#### [Dataset]
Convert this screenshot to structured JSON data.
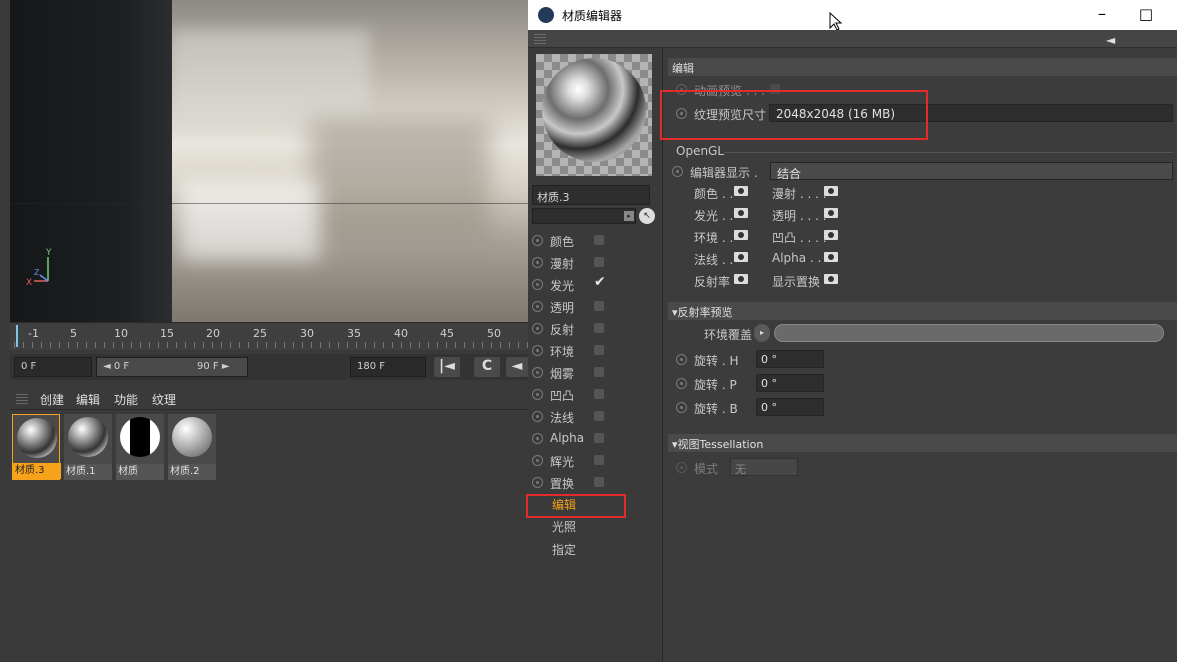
{
  "timeline": {
    "ticks": [
      "-1",
      "5",
      "10",
      "15",
      "20",
      "25",
      "30",
      "35",
      "40",
      "45",
      "50"
    ]
  },
  "frames": {
    "start": "0 F",
    "range_start": "◄ 0 F",
    "range_end": "90 F ►",
    "end": "180 F"
  },
  "mat_menu": {
    "create": "创建",
    "edit": "编辑",
    "function": "功能",
    "texture": "纹理"
  },
  "materials": [
    "材质.3",
    "材质.1",
    "材质",
    "材质.2"
  ],
  "editor": {
    "title": "材质编辑器",
    "material_name": "材质.3",
    "channels": [
      {
        "name": "颜色",
        "checked": false
      },
      {
        "name": "漫射",
        "checked": false
      },
      {
        "name": "发光",
        "checked": true
      },
      {
        "name": "透明",
        "checked": false
      },
      {
        "name": "反射",
        "checked": false
      },
      {
        "name": "环境",
        "checked": false
      },
      {
        "name": "烟雾",
        "checked": false
      },
      {
        "name": "凹凸",
        "checked": false
      },
      {
        "name": "法线",
        "checked": false
      },
      {
        "name": "Alpha",
        "checked": false
      },
      {
        "name": "辉光",
        "checked": false
      },
      {
        "name": "置换",
        "checked": false
      }
    ],
    "pages": [
      "编辑",
      "光照",
      "指定"
    ],
    "section_edit": "编辑",
    "anim_preview": "动画预览 . . .",
    "tex_preview_label": "纹理预览尺寸",
    "tex_preview_value": "2048x2048 (16 MB)",
    "opengl": "OpenGL",
    "editor_display_label": "编辑器显示 .",
    "editor_display_value": "结合",
    "eyes": [
      [
        "颜色 . .",
        "漫射 . . . ."
      ],
      [
        "发光 . .",
        "透明 . . . ."
      ],
      [
        "环境 . .",
        "凹凸 . . . ."
      ],
      [
        "法线 . .",
        "Alpha . ."
      ],
      [
        "反射率",
        "显示置换"
      ]
    ],
    "refl_preview": "▾反射率预览",
    "env_overlay": "环境覆盖",
    "rot_h": "旋转 . H",
    "rot_p": "旋转 . P",
    "rot_b": "旋转 . B",
    "rot_h_val": "0 °",
    "rot_p_val": "0 °",
    "rot_b_val": "0 °",
    "tess": "▾视图Tessellation",
    "mode_label": "模式",
    "mode_value": "无"
  },
  "colors": {
    "accent": "#f6a21a",
    "highlight_box": "#e22b2b"
  }
}
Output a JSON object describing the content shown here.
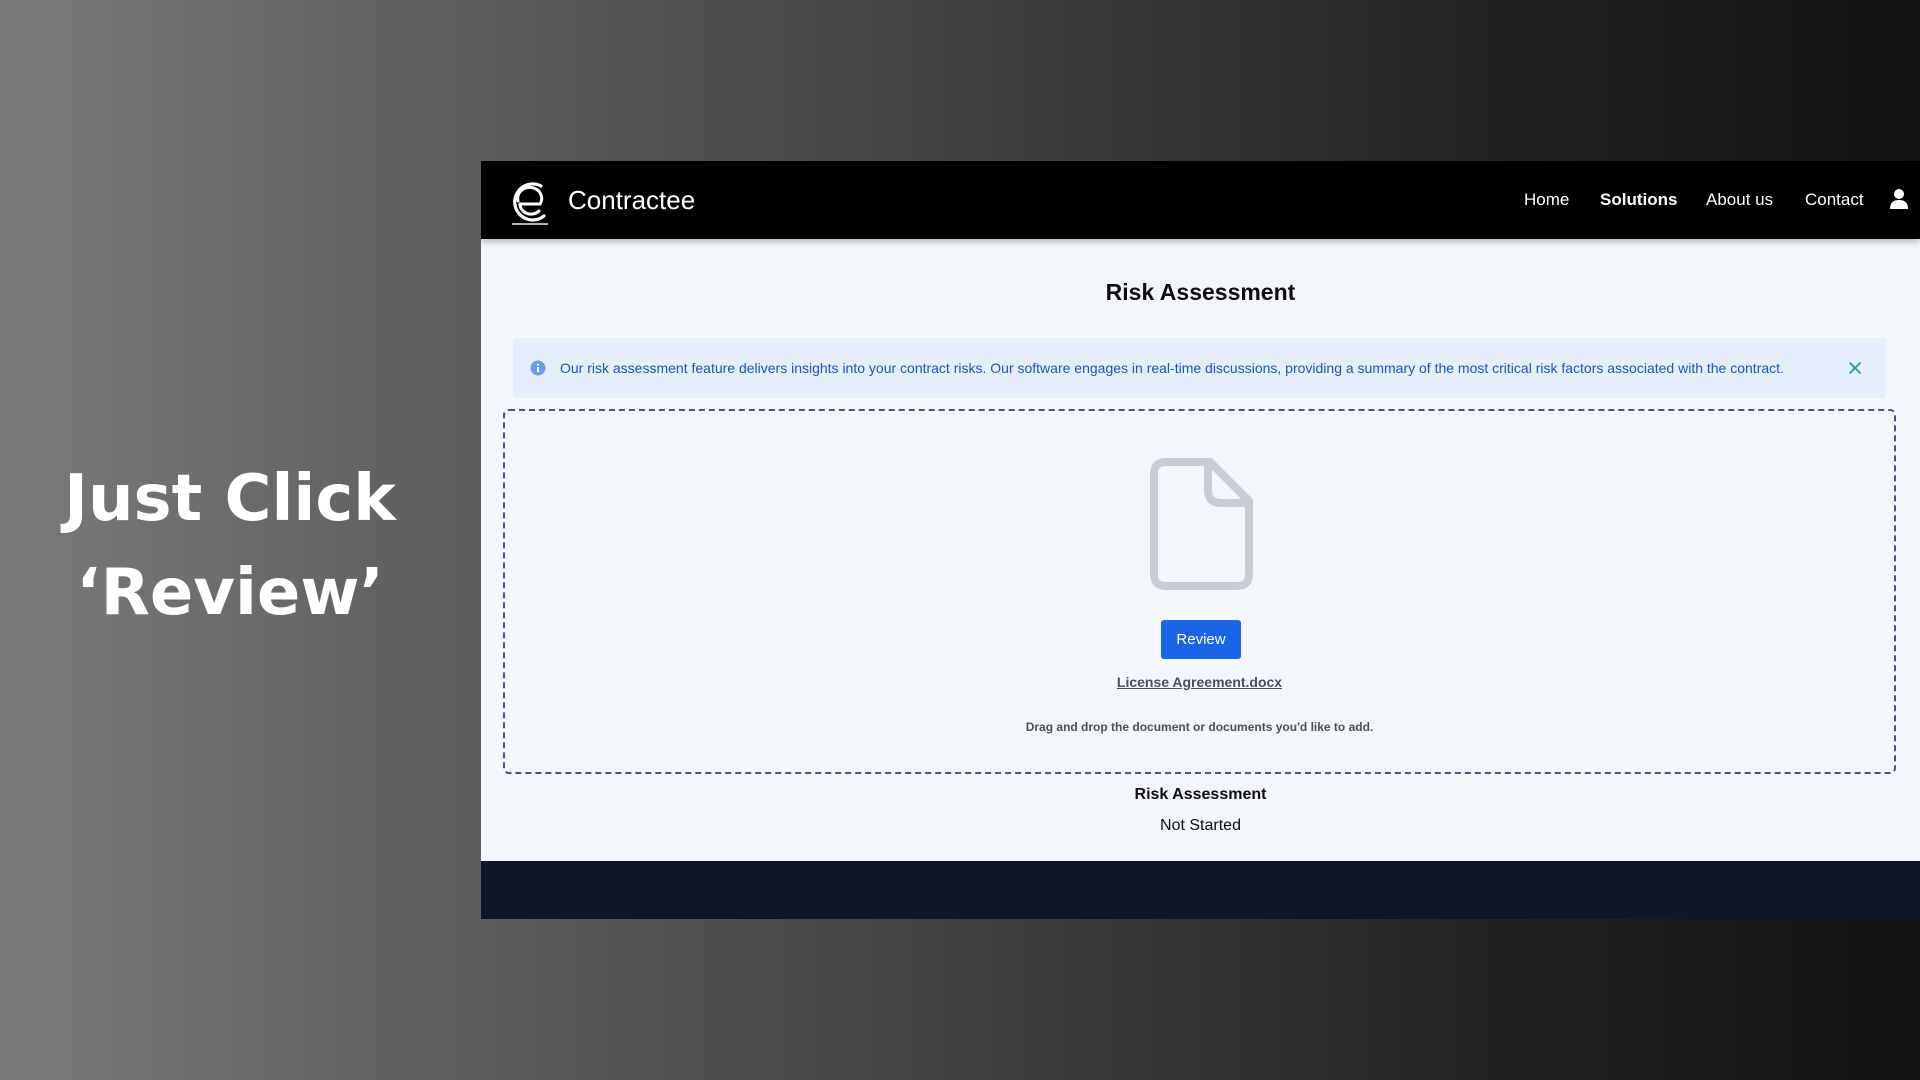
{
  "caption": {
    "line1": "Just Click",
    "line2": "‘Review’"
  },
  "navbar": {
    "brand": "Contractee",
    "links": [
      {
        "label": "Home"
      },
      {
        "label": "Solutions",
        "active": true
      },
      {
        "label": "About us"
      },
      {
        "label": "Contact"
      }
    ],
    "user_icon": "user-icon",
    "logo_icon": "contractee-logo"
  },
  "page": {
    "title": "Risk Assessment"
  },
  "alert": {
    "icon": "info-icon",
    "text": "Our risk assessment feature delivers insights into your contract risks. Our software engages in real-time discussions, providing a summary of the most critical risk factors associated with the contract.",
    "close_icon": "close-icon"
  },
  "dropzone": {
    "icon": "document-icon",
    "review_label": "Review",
    "file_name": "License Agreement.docx",
    "hint": "Drag and drop the document or documents you'd like to add."
  },
  "status": {
    "label": "Risk Assessment",
    "value": "Not Started"
  },
  "colors": {
    "navbar": "#000000",
    "accent": "#1a64e8",
    "alert_bg": "#e5effa",
    "alert_text": "#1f53b8",
    "page_bg": "#f3f7fc",
    "footer": "#0f1626"
  }
}
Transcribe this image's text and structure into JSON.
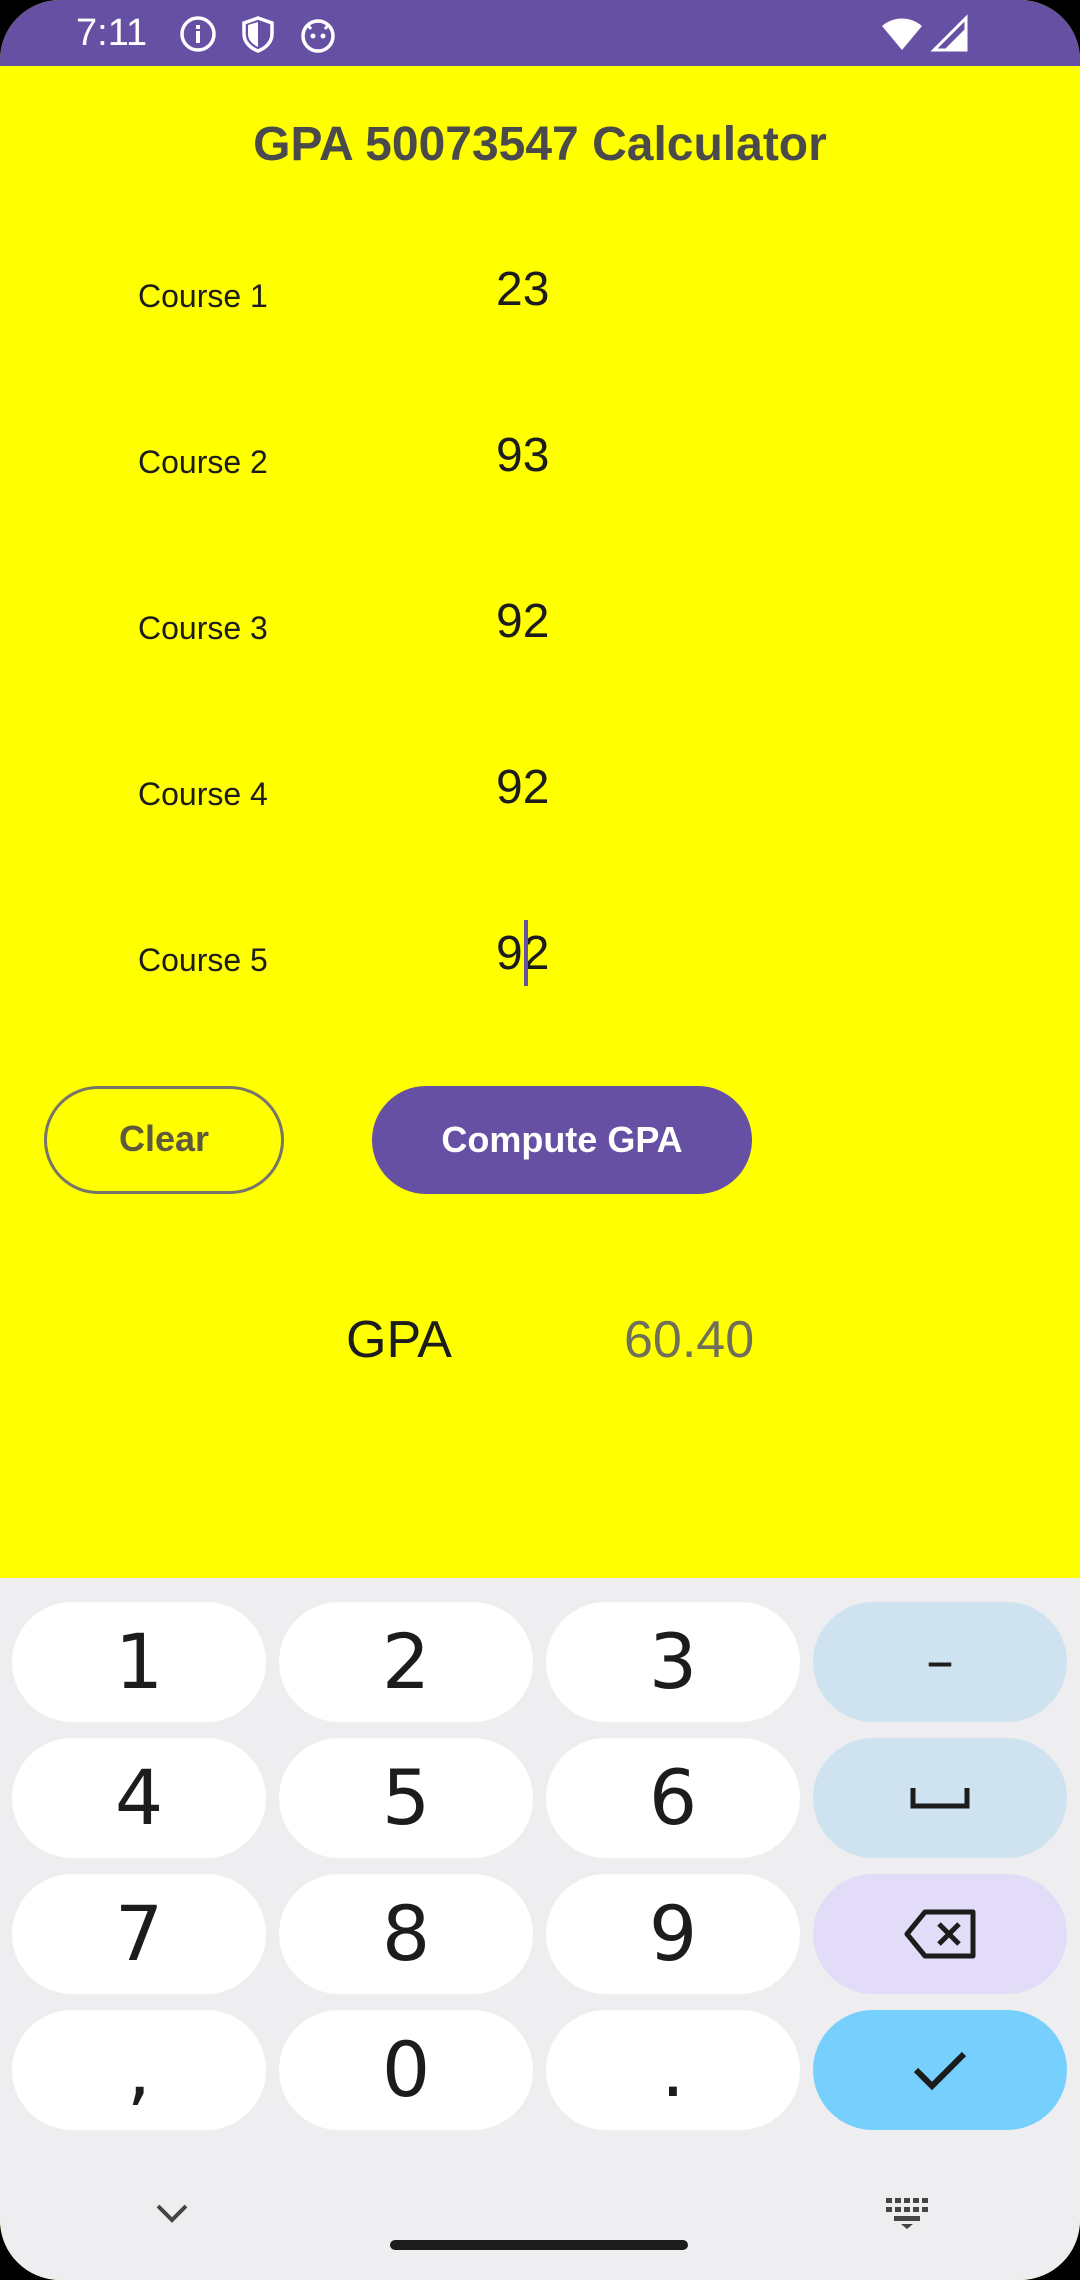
{
  "status_bar": {
    "time": "7:11",
    "icons": [
      "info-icon",
      "shield-icon",
      "android-face-icon",
      "wifi-icon",
      "signal-icon"
    ],
    "color": "#6650a4"
  },
  "app": {
    "title": "GPA 50073547 Calculator",
    "background": "#ffff00",
    "courses": [
      {
        "label": "Course 1",
        "value": "23"
      },
      {
        "label": "Course 2",
        "value": "93"
      },
      {
        "label": "Course 3",
        "value": "92"
      },
      {
        "label": "Course 4",
        "value": "92"
      },
      {
        "label": "Course 5",
        "value": "92"
      }
    ],
    "clear_label": "Clear",
    "compute_label": "Compute GPA",
    "gpa_label": "GPA",
    "gpa_value": "60.40",
    "accent": "#6650a4"
  },
  "keyboard": {
    "keys": [
      {
        "label": "1"
      },
      {
        "label": "2"
      },
      {
        "label": "3"
      },
      {
        "label": "–"
      },
      {
        "label": "4"
      },
      {
        "label": "5"
      },
      {
        "label": "6"
      },
      {
        "label": "space-icon"
      },
      {
        "label": "7"
      },
      {
        "label": "8"
      },
      {
        "label": "9"
      },
      {
        "label": "backspace-icon"
      },
      {
        "label": ","
      },
      {
        "label": "0"
      },
      {
        "label": "."
      },
      {
        "label": "check-icon"
      }
    ],
    "nav_icons": [
      "chevron-down-icon",
      "keyboard-icon"
    ]
  }
}
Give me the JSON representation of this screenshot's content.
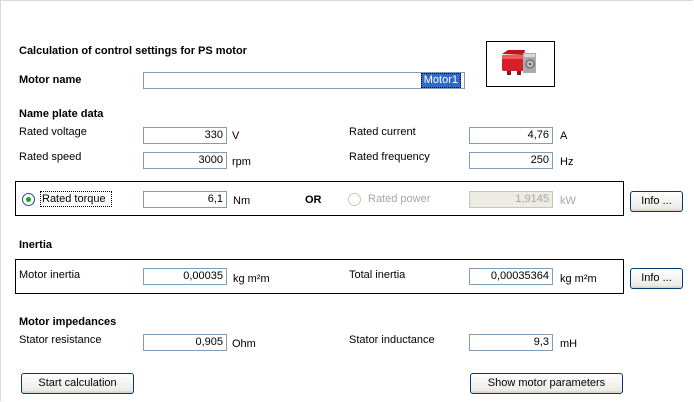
{
  "header": {
    "title": "Calculation of control settings for PS motor",
    "motor_name_label": "Motor name",
    "motor_name_value": "Motor1"
  },
  "nameplate": {
    "section_title": "Name plate data",
    "rated_voltage": {
      "label": "Rated voltage",
      "value": "330",
      "unit": "V"
    },
    "rated_speed": {
      "label": "Rated speed",
      "value": "3000",
      "unit": "rpm"
    },
    "rated_current": {
      "label": "Rated current",
      "value": "4,76",
      "unit": "A"
    },
    "rated_frequency": {
      "label": "Rated frequency",
      "value": "250",
      "unit": "Hz"
    },
    "rated_torque": {
      "label": "Rated torque",
      "value": "6,1",
      "unit": "Nm",
      "selected": true
    },
    "or_label": "OR",
    "rated_power": {
      "label": "Rated power",
      "value": "1,9145",
      "unit": "kW",
      "selected": false
    },
    "info_button": "Info ..."
  },
  "inertia": {
    "section_title": "Inertia",
    "motor_inertia": {
      "label": "Motor inertia",
      "value": "0,00035",
      "unit": "kg m²m"
    },
    "total_inertia": {
      "label": "Total inertia",
      "value": "0,00035364",
      "unit": "kg m²m"
    },
    "info_button": "Info ..."
  },
  "impedances": {
    "section_title": "Motor impedances",
    "stator_resistance": {
      "label": "Stator resistance",
      "value": "0,905",
      "unit": "Ohm"
    },
    "stator_inductance": {
      "label": "Stator inductance",
      "value": "9,3",
      "unit": "mH"
    }
  },
  "actions": {
    "start_calculation": "Start calculation",
    "show_motor_parameters": "Show motor parameters"
  },
  "icons": {
    "motor_image": "servo-motor-icon",
    "accent_color": "#e0202a"
  }
}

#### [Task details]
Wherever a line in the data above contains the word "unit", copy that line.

#### [Solution to the exercise]
      "unit": "V"
      "unit": "rpm"
      "unit": "A"
      "unit": "Hz"
      "unit": "Nm",
      "unit": "kW",
      "unit": "kg m²m"
      "unit": "kg m²m"
      "unit": "Ohm"
      "unit": "mH"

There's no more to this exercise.